Manatees in Florida – Elephants of the Sea
The West Indian Manatee resides in and around Florida during the colder months of the year. Manatees are mammals and tend to be very seal-like in appearance. They normally have a greyish-brown colour, with thick wrinkled skin, and stiff whiskers on their upper lip. Most manatees have algae growing on their skin, which provides them with protection against the sun. Their flat tails are used as propellers as they move through shallow water, with their front flippers guiding the way. Even though manatees have small eyes and no visible ears they also have very good eyesight and hearing.
These large animals are herbivores and their diet consists mainly of sea grass and fresh water vegetables. They eat between 10-15% of their body’s weight each day using large molars to grind their food. These teeth will fall out and are replaced after they get worn out. The manatee population around Florida is estimated to be about 5000 animals, which are scattered in the warm shallow waters in rivers, bays or near the coast. In addition to the salt, brackish or fresh water that they live in freely in the area many are kept in captivity, for their own protection, since they have become an endangered species.
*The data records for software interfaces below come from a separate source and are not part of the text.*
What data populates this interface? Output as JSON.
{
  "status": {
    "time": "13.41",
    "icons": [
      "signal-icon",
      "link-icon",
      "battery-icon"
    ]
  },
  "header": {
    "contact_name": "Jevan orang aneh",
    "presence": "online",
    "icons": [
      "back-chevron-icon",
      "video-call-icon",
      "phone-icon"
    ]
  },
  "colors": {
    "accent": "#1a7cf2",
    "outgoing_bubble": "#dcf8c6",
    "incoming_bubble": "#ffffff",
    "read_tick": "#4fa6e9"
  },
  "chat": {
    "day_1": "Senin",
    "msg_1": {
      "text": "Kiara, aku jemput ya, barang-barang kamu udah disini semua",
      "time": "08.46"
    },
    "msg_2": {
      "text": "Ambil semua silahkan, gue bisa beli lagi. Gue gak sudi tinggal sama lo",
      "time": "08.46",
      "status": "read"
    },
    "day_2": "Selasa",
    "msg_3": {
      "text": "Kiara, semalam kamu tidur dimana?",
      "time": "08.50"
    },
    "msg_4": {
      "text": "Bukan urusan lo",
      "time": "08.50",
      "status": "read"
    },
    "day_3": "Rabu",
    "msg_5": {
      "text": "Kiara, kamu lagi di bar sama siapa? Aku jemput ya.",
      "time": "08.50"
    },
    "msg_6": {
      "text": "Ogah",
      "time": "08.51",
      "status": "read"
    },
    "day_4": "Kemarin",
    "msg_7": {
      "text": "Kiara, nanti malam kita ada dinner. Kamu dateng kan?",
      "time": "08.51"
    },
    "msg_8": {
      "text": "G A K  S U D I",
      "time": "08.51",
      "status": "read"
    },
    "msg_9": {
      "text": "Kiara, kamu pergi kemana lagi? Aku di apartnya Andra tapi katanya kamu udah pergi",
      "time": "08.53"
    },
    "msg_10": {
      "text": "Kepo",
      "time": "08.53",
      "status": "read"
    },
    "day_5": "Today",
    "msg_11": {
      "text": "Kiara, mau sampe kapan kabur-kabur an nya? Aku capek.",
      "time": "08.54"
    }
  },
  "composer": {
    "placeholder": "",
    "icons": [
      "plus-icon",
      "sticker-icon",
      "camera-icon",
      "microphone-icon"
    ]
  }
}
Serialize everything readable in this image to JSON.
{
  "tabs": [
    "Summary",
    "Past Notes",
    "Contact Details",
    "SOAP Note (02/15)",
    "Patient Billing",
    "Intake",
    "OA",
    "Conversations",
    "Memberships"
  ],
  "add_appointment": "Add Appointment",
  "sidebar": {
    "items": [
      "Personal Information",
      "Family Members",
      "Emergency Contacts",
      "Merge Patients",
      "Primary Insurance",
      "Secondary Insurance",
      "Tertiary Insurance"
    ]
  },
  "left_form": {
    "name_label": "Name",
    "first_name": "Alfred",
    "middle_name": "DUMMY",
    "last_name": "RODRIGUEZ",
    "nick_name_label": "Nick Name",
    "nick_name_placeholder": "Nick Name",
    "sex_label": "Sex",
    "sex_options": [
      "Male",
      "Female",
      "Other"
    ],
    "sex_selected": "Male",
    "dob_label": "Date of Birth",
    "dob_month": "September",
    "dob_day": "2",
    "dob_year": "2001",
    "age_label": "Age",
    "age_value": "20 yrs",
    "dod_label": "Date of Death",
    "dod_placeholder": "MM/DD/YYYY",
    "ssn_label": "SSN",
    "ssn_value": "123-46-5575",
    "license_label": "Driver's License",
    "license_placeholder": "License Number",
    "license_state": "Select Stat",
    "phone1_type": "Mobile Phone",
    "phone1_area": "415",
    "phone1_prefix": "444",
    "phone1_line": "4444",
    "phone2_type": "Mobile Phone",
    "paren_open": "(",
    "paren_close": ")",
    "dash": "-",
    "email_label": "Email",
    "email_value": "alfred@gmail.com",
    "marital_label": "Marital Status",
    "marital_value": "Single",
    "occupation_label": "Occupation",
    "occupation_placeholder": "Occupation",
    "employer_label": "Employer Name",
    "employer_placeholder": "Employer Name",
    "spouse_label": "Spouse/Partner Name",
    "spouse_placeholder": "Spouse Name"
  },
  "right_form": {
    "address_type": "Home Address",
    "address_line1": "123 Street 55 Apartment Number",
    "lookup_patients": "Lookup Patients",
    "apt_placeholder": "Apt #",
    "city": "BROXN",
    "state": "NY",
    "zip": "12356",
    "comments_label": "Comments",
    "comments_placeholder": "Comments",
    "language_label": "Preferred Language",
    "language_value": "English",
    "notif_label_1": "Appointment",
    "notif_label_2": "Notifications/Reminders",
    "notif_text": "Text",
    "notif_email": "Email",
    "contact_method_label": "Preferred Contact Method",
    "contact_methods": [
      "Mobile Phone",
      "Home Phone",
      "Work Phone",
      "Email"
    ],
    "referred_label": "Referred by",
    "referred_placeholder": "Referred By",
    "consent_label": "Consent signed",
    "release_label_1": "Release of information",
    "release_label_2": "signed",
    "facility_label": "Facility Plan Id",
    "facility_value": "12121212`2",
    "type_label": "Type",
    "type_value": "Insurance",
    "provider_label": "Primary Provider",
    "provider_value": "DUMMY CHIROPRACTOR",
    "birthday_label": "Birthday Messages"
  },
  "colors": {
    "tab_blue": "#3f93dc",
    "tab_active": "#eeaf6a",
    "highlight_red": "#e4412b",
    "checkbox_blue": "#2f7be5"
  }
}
Manatees are naturally slow moving, gentle creatures and they spend the majority of their day resting and feeding. Their ability to communicate with each other via squeals and movements, such as rolling around when happy, can provide real pleasure to those that they allow to swim and snorkel close by. A full grown adult is between 10 and 12 ft. long, normally weighing between 1500-1800lbs with many growing to be as large as 3000lbs. Their lifespan can be anywhere from 50 to 60 years, with females normally becoming sexually mature by the time they are 9. Manatees go through a gestation period of between 12 and 13 months, after which they give birth to one calf (twins are extremely rare). The baby weighs between 60 and 70 lbs at birth, and the mother will continue to nurse and guide the infant until she believes that it will be able to take care of itself.
The sea cows normally choose to live in water which is between 3 and 7 ft. deep, using the coast as a breeding and sheltering area. Visitors to the Florida coast are surprised at the curiosity that these animals display, and love the fact that they initiate contact. Even though swimming and snorkelling around the manatees is encouraged, it is not wise to feed them as this makes them unable to survive well in the wild. Divers are not normally able to get very close to the animals because the bubbles caused from the gas scares them away.
The biggest danger to manatees around Florida is humans and, even though it is illegal to do so, many of them are still being hunted and killed for their meat and hide. The species continues to persevere and with the help of the laws which have been put into place to protect them, it is believed that there will soon be many more in the waters off the Florida coast.